Table of Contents

Part 1 Politics, Policy Making And Ideas
1 Liberalism and Illiberal Social Policy
2 Liberal Democracy and Policy-Making: Knowledge and the Formation of Social Policy
Part 2 Liberal Unreason
3 Cutting off the Worse: Voluntary Sterilisation in Britain in the 1930s
4 The Gravest Menace?: Eugenics and American Immigration Policy
Part 3 Liberal Amelioration And Collectivism
5 Reconditioning the Unemployed: the Labour Camps in Britain
6 This Kind of Work Must Go On: The US Civilian Conservation Corps
Part 4 The Liberal Coercive Contract
7 Aroused Like One From Sleep: From New Poor Law to Workfare in Britain
8 A Second Chance, Not a Way of Life: Welfare as Workfare in the US

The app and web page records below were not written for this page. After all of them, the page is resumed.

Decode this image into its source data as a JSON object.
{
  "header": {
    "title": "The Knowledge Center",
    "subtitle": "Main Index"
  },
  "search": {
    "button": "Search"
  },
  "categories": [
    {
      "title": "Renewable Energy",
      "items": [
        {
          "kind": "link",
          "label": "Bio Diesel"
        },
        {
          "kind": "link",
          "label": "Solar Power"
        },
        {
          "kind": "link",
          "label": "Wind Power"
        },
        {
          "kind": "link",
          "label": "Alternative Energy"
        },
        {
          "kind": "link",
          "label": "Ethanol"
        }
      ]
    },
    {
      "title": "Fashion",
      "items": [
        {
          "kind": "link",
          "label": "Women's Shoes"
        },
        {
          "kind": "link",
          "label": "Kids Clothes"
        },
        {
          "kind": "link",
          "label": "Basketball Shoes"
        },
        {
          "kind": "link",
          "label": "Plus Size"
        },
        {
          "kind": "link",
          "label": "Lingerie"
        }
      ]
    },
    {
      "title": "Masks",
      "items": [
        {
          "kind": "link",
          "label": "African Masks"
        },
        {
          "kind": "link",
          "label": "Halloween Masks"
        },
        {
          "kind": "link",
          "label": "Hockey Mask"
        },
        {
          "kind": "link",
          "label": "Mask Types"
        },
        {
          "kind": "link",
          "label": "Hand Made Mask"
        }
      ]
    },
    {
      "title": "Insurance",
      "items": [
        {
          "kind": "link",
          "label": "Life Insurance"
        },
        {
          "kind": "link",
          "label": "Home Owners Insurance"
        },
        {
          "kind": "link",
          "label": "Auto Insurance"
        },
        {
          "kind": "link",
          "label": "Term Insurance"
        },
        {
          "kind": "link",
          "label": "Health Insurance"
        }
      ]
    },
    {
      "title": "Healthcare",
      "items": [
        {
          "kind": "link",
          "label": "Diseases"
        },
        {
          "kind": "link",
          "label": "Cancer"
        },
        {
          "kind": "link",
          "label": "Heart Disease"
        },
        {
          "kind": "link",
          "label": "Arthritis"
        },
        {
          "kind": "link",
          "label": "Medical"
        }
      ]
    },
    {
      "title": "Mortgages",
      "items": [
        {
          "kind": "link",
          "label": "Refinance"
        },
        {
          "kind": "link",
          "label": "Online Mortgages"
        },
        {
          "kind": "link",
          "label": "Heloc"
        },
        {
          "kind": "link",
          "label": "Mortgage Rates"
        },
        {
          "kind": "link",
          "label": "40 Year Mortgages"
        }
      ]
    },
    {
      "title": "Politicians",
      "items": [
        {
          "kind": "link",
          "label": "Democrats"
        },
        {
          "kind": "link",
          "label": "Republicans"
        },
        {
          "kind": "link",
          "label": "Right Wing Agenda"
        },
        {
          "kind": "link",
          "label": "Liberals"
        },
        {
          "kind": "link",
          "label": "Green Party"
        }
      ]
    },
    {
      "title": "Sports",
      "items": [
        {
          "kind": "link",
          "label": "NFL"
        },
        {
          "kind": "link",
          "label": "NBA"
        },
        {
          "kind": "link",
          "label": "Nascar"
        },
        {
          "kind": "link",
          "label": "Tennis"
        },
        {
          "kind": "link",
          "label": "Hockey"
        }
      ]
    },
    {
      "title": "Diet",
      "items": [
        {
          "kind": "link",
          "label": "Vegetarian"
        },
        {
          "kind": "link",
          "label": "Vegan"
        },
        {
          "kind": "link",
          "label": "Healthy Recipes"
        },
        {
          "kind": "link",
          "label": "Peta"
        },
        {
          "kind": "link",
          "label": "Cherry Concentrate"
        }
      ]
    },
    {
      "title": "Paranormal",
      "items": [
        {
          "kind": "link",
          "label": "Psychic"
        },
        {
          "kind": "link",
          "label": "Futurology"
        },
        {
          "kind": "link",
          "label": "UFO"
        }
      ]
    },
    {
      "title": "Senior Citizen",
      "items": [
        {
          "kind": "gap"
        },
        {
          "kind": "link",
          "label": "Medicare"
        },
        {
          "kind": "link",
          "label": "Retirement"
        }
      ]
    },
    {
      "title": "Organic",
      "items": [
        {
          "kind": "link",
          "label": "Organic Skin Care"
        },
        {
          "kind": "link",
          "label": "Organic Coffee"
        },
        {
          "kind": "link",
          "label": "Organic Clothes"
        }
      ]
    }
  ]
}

Part 5 Coonclusion
9 The Future of Social Citizenship